**YOUR ASSIGNMENT**: Find the lines below that contain the string "technologies". Copy each one.

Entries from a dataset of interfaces

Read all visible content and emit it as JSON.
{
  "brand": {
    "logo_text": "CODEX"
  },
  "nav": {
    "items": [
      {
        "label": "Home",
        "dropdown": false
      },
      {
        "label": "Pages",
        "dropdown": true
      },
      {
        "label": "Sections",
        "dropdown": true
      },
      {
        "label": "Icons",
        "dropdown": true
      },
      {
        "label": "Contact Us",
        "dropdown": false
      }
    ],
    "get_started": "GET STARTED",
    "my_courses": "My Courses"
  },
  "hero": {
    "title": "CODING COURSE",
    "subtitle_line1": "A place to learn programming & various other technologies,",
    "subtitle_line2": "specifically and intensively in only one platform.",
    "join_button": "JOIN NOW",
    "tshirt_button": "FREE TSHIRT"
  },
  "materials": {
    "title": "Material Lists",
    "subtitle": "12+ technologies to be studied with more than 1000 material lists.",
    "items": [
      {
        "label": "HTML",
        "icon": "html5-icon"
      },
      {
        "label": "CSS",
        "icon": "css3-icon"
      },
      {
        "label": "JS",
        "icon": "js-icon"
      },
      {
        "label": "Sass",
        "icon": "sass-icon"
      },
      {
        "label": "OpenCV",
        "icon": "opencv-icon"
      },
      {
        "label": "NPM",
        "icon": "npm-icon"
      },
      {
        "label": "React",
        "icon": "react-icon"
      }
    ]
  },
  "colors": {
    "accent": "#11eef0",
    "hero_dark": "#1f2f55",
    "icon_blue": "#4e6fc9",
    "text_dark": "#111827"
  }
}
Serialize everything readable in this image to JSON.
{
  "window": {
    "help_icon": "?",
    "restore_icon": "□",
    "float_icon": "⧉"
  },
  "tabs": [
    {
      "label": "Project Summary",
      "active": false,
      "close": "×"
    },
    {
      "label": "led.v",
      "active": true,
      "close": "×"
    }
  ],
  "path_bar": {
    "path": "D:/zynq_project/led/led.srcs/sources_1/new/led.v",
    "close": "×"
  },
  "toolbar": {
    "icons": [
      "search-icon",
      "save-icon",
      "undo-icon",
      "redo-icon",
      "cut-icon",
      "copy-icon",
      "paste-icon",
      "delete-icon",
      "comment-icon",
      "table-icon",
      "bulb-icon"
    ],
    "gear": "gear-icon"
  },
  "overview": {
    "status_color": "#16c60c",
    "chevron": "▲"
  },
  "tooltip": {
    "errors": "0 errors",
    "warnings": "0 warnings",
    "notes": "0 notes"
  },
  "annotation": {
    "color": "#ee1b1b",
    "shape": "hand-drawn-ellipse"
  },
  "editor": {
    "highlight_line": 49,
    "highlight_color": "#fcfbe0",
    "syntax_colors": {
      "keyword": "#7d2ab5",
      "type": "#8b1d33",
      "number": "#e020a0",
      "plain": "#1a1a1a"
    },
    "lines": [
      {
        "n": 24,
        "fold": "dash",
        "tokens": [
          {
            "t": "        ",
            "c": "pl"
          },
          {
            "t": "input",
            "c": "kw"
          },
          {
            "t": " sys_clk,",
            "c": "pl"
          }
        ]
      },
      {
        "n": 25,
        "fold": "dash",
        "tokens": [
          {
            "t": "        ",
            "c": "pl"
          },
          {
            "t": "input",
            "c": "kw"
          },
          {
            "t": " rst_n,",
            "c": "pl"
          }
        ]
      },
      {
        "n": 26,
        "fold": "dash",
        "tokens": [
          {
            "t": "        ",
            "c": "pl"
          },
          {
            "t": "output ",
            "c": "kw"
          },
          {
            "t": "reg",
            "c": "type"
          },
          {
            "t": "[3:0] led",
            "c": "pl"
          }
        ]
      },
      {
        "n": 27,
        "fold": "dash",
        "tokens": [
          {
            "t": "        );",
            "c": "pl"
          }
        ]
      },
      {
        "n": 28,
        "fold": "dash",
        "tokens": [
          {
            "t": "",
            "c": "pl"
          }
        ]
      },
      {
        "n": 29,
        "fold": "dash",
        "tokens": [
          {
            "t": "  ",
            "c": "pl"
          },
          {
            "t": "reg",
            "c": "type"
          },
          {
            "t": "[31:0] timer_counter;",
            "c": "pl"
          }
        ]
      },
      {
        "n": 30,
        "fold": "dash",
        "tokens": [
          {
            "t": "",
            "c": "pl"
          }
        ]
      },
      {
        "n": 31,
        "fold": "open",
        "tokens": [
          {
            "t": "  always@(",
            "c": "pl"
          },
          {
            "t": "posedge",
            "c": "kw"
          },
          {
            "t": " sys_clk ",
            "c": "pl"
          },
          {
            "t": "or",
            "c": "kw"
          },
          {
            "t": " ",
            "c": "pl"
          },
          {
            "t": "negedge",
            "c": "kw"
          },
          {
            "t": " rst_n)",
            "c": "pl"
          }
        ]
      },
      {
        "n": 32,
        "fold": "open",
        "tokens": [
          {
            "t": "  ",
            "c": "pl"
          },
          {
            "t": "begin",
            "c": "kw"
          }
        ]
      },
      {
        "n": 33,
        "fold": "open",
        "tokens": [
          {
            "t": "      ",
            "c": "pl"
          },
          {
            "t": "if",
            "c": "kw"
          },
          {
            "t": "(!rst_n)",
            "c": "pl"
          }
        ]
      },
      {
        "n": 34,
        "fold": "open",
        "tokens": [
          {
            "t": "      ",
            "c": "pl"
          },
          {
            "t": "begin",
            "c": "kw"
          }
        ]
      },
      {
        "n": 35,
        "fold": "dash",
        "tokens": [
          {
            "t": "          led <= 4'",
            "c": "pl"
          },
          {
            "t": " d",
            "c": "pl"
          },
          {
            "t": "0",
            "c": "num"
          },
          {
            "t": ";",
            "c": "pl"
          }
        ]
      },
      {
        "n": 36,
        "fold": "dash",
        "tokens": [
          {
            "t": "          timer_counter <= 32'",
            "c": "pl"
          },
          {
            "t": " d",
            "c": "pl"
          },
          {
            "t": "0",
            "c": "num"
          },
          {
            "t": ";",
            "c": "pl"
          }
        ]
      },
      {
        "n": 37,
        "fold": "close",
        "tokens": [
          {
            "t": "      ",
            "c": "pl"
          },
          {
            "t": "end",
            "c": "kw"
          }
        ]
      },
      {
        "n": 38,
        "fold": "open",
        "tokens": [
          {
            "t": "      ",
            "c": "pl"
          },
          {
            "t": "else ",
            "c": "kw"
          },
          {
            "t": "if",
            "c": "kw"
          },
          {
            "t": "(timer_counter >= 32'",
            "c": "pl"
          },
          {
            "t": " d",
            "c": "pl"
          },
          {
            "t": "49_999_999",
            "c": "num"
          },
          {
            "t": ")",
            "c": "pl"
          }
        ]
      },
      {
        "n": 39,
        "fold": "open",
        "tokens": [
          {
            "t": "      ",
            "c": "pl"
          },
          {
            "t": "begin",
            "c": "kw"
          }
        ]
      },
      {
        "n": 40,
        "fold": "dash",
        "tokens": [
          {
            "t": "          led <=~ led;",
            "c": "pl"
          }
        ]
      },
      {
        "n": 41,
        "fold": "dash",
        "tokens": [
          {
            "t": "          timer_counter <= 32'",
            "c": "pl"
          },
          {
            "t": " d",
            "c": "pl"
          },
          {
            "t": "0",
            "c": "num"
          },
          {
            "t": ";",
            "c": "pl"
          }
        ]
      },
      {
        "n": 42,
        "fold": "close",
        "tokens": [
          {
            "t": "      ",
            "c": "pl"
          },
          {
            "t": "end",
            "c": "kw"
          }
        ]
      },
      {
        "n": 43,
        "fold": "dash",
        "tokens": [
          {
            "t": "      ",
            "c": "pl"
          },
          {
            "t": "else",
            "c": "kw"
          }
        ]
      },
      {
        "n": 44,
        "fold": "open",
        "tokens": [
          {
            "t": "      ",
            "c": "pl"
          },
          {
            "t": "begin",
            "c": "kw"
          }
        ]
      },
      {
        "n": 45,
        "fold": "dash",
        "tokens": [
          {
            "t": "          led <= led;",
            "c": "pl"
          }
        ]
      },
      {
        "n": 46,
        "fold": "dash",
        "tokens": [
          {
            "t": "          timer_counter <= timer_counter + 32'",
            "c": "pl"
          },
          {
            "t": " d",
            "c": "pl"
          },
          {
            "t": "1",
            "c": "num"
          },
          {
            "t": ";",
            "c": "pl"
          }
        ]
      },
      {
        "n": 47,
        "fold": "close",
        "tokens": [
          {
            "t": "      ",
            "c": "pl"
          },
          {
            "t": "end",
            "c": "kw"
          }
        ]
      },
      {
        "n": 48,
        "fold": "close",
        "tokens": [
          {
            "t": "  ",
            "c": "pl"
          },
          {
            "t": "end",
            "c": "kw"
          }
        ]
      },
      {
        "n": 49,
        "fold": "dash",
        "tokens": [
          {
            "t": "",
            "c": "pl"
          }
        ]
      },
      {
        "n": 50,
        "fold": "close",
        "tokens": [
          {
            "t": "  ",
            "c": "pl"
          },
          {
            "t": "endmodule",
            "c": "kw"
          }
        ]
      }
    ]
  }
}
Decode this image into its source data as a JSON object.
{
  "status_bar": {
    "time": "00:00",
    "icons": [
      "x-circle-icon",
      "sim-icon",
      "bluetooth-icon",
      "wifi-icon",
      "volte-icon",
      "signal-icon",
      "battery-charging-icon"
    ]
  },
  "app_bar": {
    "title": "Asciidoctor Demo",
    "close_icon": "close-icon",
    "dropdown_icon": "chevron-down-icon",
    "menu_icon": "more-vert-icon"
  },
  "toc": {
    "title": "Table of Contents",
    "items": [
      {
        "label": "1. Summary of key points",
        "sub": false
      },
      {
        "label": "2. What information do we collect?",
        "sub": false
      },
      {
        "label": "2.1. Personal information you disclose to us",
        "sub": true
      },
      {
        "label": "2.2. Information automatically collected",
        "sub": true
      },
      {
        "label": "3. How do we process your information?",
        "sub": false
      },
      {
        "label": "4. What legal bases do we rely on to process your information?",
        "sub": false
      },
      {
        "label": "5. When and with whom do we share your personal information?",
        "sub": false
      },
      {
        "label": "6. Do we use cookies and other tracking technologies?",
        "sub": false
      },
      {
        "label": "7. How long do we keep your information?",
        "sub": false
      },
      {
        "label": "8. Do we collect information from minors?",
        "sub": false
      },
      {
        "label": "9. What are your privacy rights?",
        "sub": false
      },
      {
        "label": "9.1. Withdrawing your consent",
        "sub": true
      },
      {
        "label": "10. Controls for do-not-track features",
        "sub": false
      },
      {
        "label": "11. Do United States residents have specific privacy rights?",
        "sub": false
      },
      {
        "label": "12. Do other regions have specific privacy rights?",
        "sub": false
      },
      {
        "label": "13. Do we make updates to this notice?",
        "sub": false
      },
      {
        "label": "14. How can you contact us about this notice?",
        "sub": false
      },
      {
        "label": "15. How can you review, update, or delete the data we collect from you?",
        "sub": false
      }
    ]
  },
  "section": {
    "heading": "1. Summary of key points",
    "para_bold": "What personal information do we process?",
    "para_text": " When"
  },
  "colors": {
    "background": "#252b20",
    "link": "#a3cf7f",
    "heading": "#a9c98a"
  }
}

**WRITTEN ANSWER**:
    "subtitle_line1": "A place to learn programming & various other technologies,",
    "subtitle": "12+ technologies to be studied with more than 1000 material lists.",
        "label": "6. Do we use cookies and other tracking technologies?",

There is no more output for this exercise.